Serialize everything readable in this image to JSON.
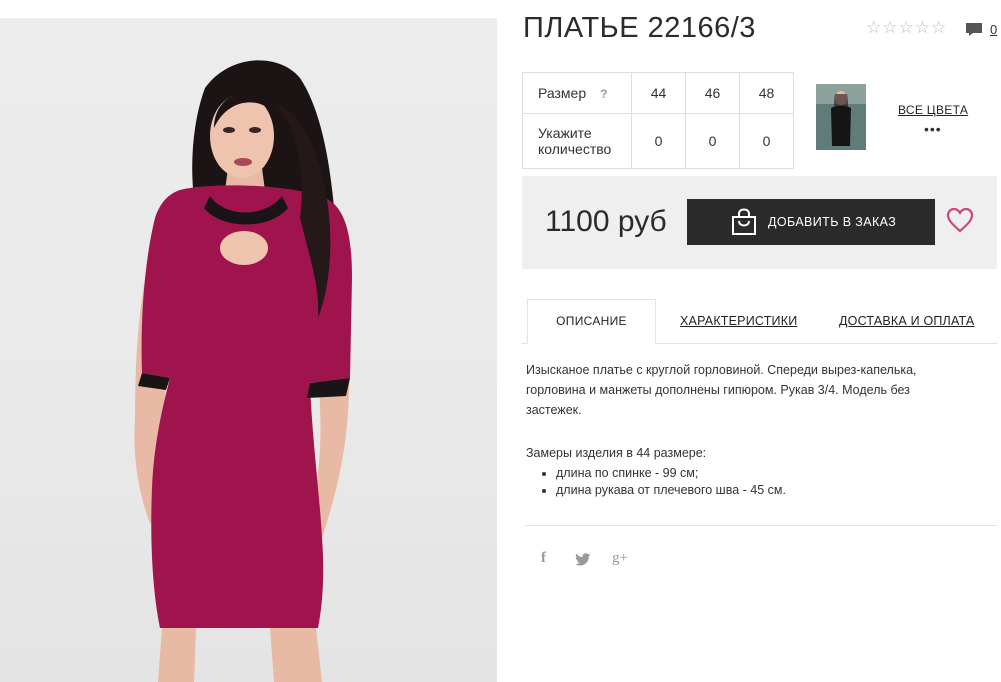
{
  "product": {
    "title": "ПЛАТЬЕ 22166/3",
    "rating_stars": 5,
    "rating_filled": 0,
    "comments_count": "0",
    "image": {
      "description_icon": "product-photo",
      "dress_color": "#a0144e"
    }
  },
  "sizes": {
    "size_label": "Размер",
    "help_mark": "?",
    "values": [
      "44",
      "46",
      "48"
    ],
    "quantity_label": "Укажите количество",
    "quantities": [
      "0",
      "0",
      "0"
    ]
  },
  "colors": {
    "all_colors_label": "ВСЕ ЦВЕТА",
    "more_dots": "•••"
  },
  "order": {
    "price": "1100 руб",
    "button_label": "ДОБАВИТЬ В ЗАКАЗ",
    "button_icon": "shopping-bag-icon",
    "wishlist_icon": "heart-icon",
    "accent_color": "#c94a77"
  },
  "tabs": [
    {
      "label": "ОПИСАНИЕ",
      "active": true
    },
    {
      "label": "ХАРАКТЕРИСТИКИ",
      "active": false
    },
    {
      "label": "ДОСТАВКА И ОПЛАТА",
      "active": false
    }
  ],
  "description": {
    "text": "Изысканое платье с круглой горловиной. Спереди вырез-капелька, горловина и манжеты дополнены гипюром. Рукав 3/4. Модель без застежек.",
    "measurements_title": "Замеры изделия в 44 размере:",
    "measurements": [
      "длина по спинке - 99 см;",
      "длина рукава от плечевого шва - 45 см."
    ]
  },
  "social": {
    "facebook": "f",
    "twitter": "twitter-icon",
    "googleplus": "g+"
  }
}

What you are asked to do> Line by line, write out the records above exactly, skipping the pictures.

Written answer>
Serialize everything readable in this image to JSON.
{
  "product": {
    "title": "ПЛАТЬЕ 22166/3",
    "rating_stars": 5,
    "rating_filled": 0,
    "comments_count": "0",
    "image": {
      "description_icon": "product-photo",
      "dress_color": "#a0144e"
    }
  },
  "sizes": {
    "size_label": "Размер",
    "help_mark": "?",
    "values": [
      "44",
      "46",
      "48"
    ],
    "quantity_label": "Укажите количество",
    "quantities": [
      "0",
      "0",
      "0"
    ]
  },
  "colors": {
    "all_colors_label": "ВСЕ ЦВЕТА",
    "more_dots": "•••"
  },
  "order": {
    "price": "1100 руб",
    "button_label": "ДОБАВИТЬ В ЗАКАЗ",
    "button_icon": "shopping-bag-icon",
    "wishlist_icon": "heart-icon",
    "accent_color": "#c94a77"
  },
  "tabs": [
    {
      "label": "ОПИСАНИЕ",
      "active": true
    },
    {
      "label": "ХАРАКТЕРИСТИКИ",
      "active": false
    },
    {
      "label": "ДОСТАВКА И ОПЛАТА",
      "active": false
    }
  ],
  "description": {
    "text": "Изысканое платье с круглой горловиной. Спереди вырез-капелька, горловина и манжеты дополнены гипюром. Рукав 3/4. Модель без застежек.",
    "measurements_title": "Замеры изделия в 44 размере:",
    "measurements": [
      "длина по спинке - 99 см;",
      "длина рукава от плечевого шва - 45 см."
    ]
  },
  "social": {
    "facebook": "f",
    "twitter": "twitter-icon",
    "googleplus": "g+"
  }
}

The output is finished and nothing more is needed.